- Glentoran, Hon. Colonel, 8th (Belfast) H.A.A. Regiment R.A.
ULSTERMEN SAVE THEIR GUNS
Brought their battery back safely
NOW IN ACTION IN ENGLAND
special correspondent who is visiting the Southern Command sent the
following despatch yesterday :-
Ulstermen assisting in the anti-aircraft defence of an
important British port, are using the same guns they had in France.
Seven out of eight guns of their battery were brought out of
Cherbourg on June 18.
The achievement was remarkable, not only because it
contrasted with the unavoidable dumping of so much other British war
equipment, but also because only 50 minutes before being embarked
the battery has been in position covering the embarkation of British
The cease fire order was given at 10.10 p.m. By 10.40?
(newspaper is creased and hard to make out) the guns had been
dismantled and spare ammunition blown up and the guns and valuable
instruments brought three-quarters of a mile to the dockside.
Twenty minutes later they were aboard a transport leaving the port.
Ulstermen Create Record
soldiers of Northern England and Ulster share the distinction of the
two best A.A. shoots recorded against Japanese aircraft on the Burma
Both took place in April - the first at Feni airfield, when three
bombers were brought down for 24 rounds; the second at Imphal, where
85 rounds accounted for two bombers definitely destroyed, two
probably destroyed, and one damaged.
Ulster Territorial regiment gunners from the Belfast area were
responsible for the first, and men, mostly from Yorkshire, shot up
the five at Imphal.
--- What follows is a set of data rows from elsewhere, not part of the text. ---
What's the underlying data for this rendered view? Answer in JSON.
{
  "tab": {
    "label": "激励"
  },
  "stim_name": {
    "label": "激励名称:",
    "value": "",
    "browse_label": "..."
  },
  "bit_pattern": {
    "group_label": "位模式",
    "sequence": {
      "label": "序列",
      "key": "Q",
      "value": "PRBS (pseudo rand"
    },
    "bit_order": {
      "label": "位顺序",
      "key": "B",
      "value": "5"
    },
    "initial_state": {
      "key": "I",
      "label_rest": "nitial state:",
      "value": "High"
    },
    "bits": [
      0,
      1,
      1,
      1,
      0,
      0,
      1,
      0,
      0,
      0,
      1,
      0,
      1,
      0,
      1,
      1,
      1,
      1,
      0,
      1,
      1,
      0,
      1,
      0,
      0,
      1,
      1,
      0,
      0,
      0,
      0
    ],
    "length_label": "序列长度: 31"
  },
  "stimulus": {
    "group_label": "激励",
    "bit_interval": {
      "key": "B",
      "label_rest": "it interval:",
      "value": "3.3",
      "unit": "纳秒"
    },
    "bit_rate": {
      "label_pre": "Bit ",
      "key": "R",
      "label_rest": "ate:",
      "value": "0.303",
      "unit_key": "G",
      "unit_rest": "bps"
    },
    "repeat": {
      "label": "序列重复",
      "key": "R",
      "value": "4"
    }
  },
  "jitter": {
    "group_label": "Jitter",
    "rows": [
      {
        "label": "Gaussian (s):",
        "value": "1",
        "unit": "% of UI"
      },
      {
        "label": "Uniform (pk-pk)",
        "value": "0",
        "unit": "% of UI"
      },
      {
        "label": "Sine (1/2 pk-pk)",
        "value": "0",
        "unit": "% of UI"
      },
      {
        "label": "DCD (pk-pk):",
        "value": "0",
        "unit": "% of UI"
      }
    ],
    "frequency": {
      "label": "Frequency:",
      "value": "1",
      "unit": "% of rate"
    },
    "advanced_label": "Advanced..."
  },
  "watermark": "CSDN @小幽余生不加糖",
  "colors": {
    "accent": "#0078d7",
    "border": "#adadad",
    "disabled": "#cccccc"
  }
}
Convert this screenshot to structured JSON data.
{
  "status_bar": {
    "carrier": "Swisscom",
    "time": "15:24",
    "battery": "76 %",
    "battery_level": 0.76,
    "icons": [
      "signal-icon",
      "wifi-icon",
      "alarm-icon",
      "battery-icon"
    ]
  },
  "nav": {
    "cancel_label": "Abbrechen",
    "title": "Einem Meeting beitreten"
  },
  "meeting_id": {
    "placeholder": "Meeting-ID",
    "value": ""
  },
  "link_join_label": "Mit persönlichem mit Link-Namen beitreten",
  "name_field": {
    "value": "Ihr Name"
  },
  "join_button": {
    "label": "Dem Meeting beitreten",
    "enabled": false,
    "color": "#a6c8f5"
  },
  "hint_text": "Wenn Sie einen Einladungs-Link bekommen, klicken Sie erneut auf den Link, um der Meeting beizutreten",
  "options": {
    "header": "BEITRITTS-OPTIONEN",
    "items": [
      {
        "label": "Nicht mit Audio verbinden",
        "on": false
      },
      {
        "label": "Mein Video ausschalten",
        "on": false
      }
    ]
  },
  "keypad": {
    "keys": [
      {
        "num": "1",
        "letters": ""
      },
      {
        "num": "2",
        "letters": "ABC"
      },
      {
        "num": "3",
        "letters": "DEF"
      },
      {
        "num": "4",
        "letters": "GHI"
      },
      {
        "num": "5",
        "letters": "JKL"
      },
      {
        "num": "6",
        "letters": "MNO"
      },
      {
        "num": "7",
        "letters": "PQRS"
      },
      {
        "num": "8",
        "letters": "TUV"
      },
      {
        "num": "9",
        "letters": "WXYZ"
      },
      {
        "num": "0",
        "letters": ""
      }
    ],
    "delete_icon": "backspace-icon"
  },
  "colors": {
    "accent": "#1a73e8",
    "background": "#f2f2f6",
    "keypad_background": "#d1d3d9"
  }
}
These two shoots were described by a senior gunner officer as
"incredibly good shooting."
Eight enemy aircraft for the expenditure of 109 shells compares with
1,000 for one aircraft in the war of 1914-1918